The majority of goals that are scored in NHL 13 seem to be the result of either weird puck bounces or the popular short side, bad angle wrist shot. The new "anticipation AI" was marketed as a way to let goaltenders cheat over a bit and defend against one timers. In reality, all it has done is opened up the short side even more -- and as anyone who's played EA's NHL series in the last five years can tell you, there were already too many weak angle short side goals before goalies started over-anticipating.
NHL 13 continues to stick with its simplistic rock/paper/scissors system for determining who wins faceoffs. Contrary to hockey rules, there is still no penalty in NHL 13 for drawing early, or for jabbing your stick seven or eight times before the puck is even dropped.
In laggy games, faceoff spammers can take advantage of the latency and beat people who are trying to take draws legitimately.
Too many draws in NHL 13 are won cleanly, and the animations for tying up or stick lifting your opponent play out the same way every time. AI teammates are often unresponsive to tie ups, preferring to stand outside the circle and watch while the two centers dosey doe around the loose puck.
Like NHL 13's boardplay, there is nothing dynamic about the current faceoff system, giving it the feel of an archaic, last-generation mechanic.
Now in its second year, the tweaked "net battles" jostling system still feels like it does more harm than good to NHL 13's realism. EA Canada has decreased the offensive player's ability to shoot while being held up, but it's still far too common to see laser one timers delivered in spite of a jostle.
As with boardplay, the suction effect built into the netplay animations remains a major nuisance. A player can be skating full speed one moment only to be pulled into a jostle and brought to a standstill. Net battles also sap a tremendous amount of energy from both players involved in the animation. During online team play, simply getting caught in one extended jostle can drain your player's energy level for the remainder of the period.

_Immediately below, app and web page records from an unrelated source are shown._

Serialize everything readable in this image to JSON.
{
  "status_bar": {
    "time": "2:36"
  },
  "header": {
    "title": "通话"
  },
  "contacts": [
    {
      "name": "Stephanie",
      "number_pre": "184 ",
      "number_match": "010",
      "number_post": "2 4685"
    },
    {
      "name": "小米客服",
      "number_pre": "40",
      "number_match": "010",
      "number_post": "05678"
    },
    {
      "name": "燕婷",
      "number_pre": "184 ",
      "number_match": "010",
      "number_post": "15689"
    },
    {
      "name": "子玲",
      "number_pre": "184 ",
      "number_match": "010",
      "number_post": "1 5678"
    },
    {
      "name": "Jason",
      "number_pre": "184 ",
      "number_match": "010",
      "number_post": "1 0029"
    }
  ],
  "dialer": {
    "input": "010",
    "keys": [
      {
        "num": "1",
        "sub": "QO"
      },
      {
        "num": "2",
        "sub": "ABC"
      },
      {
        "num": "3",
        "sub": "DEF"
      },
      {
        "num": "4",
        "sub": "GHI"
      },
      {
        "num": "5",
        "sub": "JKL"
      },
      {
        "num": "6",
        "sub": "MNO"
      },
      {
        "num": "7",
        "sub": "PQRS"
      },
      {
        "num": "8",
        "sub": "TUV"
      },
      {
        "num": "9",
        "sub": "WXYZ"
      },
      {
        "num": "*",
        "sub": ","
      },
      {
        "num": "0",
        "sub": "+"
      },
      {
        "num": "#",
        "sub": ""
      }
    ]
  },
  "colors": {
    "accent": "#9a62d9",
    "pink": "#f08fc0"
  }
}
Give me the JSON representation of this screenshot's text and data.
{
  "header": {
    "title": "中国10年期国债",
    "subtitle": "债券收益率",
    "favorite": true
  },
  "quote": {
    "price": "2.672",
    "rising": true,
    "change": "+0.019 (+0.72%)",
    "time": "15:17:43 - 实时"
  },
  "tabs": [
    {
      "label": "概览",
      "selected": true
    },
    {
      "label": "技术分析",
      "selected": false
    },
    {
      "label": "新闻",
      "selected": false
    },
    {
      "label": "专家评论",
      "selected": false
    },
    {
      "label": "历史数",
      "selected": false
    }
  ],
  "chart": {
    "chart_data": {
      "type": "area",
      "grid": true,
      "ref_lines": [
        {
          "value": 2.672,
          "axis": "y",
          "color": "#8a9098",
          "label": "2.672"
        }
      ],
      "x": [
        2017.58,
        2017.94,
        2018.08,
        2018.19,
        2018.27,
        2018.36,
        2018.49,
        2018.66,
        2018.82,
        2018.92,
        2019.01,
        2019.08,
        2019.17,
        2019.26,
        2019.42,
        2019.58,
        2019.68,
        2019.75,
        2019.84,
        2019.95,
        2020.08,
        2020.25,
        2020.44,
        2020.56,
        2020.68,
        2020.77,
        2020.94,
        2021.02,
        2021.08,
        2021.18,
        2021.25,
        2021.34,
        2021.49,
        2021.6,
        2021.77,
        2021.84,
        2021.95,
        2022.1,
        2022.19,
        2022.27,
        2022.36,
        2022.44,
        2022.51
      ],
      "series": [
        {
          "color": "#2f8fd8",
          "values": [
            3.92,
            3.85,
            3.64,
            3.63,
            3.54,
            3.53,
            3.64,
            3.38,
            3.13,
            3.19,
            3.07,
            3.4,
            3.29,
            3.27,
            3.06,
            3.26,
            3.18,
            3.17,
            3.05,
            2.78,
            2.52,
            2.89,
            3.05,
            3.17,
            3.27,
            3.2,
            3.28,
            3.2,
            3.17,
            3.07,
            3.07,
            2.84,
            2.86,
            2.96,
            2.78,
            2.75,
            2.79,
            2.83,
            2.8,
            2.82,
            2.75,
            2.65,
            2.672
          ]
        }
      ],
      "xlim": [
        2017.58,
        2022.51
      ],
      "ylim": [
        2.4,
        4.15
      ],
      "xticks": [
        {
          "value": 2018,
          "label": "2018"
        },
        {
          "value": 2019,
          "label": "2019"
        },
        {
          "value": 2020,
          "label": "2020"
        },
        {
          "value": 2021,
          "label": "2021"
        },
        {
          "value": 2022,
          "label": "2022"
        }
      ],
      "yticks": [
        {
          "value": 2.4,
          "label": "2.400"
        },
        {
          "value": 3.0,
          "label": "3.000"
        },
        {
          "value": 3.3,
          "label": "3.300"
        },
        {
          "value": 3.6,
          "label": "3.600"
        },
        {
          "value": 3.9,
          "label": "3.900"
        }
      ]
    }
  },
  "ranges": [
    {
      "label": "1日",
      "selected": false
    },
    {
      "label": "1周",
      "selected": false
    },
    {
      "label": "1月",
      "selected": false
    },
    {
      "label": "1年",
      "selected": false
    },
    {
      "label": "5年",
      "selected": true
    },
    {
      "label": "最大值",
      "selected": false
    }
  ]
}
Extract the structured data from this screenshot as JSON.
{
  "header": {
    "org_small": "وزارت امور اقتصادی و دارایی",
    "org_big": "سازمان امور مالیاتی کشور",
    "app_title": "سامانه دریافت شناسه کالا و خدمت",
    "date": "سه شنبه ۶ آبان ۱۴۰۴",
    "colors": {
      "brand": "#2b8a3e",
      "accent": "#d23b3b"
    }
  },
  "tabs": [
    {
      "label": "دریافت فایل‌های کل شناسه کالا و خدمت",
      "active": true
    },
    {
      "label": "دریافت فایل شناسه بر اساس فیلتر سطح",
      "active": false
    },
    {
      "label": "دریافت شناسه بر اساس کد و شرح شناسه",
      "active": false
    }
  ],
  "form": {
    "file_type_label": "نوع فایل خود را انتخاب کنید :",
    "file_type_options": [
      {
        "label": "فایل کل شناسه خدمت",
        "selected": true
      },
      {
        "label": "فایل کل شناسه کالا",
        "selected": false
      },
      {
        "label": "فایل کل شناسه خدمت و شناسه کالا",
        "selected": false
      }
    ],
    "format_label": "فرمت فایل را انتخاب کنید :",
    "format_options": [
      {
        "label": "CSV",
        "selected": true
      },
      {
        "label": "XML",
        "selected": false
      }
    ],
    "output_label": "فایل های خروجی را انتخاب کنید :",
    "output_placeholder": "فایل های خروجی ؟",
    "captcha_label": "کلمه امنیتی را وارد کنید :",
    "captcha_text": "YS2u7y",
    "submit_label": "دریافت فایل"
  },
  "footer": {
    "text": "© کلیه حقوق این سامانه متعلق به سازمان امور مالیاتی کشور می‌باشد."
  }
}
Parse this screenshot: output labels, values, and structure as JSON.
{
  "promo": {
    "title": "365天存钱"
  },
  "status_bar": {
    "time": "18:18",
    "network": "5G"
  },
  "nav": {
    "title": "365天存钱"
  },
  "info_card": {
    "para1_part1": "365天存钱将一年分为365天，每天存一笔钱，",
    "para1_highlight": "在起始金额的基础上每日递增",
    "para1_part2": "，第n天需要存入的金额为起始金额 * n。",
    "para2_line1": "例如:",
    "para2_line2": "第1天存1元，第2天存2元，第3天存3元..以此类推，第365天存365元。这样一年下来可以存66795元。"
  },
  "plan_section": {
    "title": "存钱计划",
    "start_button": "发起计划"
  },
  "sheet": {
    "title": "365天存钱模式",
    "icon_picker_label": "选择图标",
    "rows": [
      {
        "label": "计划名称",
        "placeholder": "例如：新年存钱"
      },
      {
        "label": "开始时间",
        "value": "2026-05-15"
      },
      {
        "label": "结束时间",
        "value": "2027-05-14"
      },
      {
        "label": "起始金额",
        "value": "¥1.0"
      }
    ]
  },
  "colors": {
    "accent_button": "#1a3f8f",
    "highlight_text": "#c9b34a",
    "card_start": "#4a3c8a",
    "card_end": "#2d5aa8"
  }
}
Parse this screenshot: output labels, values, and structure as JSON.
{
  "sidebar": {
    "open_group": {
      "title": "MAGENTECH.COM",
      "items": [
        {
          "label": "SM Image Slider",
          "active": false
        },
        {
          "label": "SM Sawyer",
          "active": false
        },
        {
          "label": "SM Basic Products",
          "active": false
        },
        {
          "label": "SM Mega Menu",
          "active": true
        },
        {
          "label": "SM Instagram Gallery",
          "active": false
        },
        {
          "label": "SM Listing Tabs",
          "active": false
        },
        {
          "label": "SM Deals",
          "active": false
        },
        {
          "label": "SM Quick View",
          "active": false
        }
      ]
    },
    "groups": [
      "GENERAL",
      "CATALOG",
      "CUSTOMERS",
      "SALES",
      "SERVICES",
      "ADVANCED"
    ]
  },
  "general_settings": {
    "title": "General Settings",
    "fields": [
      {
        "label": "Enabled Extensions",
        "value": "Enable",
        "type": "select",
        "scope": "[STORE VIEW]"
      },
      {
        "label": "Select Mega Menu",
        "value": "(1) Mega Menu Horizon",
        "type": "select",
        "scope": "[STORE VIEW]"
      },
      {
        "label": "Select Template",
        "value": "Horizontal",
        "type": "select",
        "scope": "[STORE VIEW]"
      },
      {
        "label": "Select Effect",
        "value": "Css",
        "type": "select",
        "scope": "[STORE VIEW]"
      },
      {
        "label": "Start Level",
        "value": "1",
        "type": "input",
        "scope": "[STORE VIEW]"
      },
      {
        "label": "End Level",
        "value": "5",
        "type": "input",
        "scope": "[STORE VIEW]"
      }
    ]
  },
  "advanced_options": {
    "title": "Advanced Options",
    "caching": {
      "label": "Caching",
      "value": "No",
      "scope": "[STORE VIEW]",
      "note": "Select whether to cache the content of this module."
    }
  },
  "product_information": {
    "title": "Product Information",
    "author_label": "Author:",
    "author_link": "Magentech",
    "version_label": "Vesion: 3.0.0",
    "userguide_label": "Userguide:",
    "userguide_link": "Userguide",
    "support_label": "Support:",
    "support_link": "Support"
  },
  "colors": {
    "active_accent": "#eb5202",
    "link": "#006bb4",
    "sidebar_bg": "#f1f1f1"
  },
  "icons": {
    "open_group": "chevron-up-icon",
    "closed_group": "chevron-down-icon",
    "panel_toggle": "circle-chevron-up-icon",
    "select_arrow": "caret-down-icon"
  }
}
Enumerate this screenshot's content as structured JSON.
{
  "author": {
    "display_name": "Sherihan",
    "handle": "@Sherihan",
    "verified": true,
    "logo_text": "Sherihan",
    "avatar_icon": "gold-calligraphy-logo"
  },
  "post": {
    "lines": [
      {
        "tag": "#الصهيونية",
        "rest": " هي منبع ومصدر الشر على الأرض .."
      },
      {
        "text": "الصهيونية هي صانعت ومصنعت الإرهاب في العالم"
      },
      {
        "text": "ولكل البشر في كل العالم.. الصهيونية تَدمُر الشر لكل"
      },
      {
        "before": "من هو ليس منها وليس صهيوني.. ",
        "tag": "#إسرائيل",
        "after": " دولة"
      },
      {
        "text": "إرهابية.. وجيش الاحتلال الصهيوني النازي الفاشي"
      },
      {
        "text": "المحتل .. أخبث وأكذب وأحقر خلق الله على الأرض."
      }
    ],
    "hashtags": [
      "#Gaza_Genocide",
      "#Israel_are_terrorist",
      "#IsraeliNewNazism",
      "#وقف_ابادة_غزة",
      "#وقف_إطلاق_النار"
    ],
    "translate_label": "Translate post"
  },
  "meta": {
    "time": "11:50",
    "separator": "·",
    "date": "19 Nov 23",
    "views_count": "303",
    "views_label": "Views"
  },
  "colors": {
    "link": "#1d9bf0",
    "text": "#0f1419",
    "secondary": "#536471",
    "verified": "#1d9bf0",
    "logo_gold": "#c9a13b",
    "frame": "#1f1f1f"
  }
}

The most glaring flaw in NHL 13's gameplay is the lack of dynamic interactions around the boards. Boardplay in NHL 13 remains completely binary, with only one defender and one offensive player able to engage in an awkward pinning animation. The offensive player being pinned cannot be hit or in any way interacted with aside from a simple poke check from an unengaged player.
Human skaters can exploit the boardplay button's invulnerability by pinning themselves to the boards to completely avoid incoming body checks. AI skaters still foolishly allow themselves to be pinned by oncoming defenders when they could have easily chipped the puck up the ice or around the boards. Throw in the tremendous suction effect that comes with the boardplay animation, and it feels like a feature that belongs in a PS2 game, not a PS3 game.
Simply looking at this hit chart from last year's cup-clinching game between New Jersey and Los Angeles shows that most hockey hits occur along the boards, but if you only play EA's NHL games, you might think the opposite: that hits only occur in the open ice.
Overall Grade: B-
Hockey is a sport of chaos and unpredictability, yet historically, most hockey video games have suffered from being too predictable and repetitive.
By erasing many of the repeatable scoring tactics and cheap skating maneuvers from previous editions, NHL 13 has made offense more fun and unpredictable. Still, the robotic goaltending and lack of realism in faceoffs, netplay and boardplay are keeping EA's NHL series from becoming a true hockey simulation.